[WHAT NEEDS TO BE DONE] Go line by line through the records below. Copy whichever lines contain the string "Track".

[DATA SHOWN Boundary: Start]

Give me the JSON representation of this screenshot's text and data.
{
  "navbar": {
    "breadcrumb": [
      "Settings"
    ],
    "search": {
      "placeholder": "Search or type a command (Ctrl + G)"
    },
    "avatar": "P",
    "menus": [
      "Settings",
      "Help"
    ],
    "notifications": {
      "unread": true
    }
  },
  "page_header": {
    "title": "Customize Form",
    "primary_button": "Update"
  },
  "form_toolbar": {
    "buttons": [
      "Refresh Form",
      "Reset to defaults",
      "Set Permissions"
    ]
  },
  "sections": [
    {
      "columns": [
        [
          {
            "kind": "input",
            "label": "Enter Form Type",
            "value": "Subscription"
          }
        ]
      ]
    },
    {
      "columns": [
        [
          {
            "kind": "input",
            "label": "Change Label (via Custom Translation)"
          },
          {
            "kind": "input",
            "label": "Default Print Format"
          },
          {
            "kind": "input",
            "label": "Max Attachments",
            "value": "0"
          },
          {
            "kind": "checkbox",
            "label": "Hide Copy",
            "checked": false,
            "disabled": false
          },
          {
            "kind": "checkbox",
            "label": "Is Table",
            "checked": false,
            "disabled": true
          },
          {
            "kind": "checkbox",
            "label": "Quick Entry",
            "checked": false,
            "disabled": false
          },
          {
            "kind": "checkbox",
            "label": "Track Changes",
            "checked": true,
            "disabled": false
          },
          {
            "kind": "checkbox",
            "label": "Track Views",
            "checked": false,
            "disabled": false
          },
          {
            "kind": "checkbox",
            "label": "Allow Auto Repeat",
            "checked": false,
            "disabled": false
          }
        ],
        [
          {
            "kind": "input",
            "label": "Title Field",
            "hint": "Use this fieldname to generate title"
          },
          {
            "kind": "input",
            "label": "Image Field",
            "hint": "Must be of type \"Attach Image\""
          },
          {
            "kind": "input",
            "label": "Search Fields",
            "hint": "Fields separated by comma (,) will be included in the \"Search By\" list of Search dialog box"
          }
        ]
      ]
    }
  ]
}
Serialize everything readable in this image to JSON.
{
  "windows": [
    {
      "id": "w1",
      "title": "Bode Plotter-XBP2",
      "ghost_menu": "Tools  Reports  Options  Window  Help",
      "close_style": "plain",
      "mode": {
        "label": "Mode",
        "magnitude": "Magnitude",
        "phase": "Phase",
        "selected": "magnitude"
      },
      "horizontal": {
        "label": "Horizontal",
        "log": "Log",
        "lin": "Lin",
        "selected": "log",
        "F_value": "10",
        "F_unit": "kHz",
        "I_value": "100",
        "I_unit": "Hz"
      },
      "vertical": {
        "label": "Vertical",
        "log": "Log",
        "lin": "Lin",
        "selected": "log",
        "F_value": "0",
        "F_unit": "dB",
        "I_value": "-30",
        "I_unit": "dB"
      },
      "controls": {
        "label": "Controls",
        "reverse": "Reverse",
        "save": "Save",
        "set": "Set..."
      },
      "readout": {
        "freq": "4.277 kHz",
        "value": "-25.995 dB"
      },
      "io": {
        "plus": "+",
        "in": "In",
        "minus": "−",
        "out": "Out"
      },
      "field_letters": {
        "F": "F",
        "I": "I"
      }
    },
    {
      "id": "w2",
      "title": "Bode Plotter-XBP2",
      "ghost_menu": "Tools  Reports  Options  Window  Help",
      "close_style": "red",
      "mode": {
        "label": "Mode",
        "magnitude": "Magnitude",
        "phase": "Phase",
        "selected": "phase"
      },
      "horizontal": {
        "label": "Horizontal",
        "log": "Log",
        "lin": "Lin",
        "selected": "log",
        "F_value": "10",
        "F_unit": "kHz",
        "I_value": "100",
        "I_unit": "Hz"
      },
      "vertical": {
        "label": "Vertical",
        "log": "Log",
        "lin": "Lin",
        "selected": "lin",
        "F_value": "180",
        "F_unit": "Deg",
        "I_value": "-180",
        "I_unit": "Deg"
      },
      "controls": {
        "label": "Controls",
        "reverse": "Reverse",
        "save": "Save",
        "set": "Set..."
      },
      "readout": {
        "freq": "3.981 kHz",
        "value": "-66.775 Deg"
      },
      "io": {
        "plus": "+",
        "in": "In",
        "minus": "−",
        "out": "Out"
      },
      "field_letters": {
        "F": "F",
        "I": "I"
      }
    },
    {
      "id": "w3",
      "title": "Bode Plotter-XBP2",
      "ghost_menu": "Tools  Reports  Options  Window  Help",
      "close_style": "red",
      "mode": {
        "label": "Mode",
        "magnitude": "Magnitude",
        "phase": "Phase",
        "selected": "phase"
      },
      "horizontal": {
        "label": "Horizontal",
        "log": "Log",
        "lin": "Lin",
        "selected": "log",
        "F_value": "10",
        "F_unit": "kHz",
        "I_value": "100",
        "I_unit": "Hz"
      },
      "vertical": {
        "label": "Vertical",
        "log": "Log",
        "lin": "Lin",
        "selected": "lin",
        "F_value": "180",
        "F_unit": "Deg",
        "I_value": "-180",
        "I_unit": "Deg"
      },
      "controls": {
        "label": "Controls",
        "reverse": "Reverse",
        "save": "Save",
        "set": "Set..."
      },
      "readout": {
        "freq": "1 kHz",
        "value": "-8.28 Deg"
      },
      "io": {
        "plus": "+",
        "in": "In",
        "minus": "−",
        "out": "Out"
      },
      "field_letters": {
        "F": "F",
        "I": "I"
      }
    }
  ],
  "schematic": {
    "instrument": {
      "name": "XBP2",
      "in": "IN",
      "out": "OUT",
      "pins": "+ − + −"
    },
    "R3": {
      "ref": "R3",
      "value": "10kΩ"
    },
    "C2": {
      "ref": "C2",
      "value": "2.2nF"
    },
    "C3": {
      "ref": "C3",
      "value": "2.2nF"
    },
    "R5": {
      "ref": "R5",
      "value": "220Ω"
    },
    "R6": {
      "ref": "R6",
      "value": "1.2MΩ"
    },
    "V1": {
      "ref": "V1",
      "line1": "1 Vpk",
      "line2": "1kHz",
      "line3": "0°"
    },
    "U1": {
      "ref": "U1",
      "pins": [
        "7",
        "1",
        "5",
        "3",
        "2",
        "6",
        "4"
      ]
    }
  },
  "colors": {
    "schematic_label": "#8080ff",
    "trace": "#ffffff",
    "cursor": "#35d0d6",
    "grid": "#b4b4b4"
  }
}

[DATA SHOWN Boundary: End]

[WORKED SOLUTION]
            "label": "Track Changes",
            "label": "Track Views",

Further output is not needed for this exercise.